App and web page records
_____
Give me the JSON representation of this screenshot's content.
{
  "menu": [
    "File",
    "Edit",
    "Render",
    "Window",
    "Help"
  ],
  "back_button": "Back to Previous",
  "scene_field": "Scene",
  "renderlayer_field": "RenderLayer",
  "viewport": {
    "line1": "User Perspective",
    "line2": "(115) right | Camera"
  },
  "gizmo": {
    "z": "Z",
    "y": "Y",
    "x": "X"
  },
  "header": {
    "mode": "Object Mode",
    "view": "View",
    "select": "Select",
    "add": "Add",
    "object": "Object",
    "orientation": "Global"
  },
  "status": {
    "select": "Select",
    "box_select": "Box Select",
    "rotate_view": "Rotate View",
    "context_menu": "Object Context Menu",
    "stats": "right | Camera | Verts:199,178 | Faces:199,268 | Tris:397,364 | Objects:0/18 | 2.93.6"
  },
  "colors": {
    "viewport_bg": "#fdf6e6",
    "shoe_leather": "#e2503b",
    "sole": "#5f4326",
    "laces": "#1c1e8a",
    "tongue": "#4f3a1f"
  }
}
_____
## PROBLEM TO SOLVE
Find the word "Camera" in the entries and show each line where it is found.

## SOLUTION TO THIS PROBLEM
    "line2": "(115) right | Camera"
    "stats": "right | Camera | Verts:199,178 | Faces:199,268 | Tris:397,364 | Objects:0/18 | 2.93.6"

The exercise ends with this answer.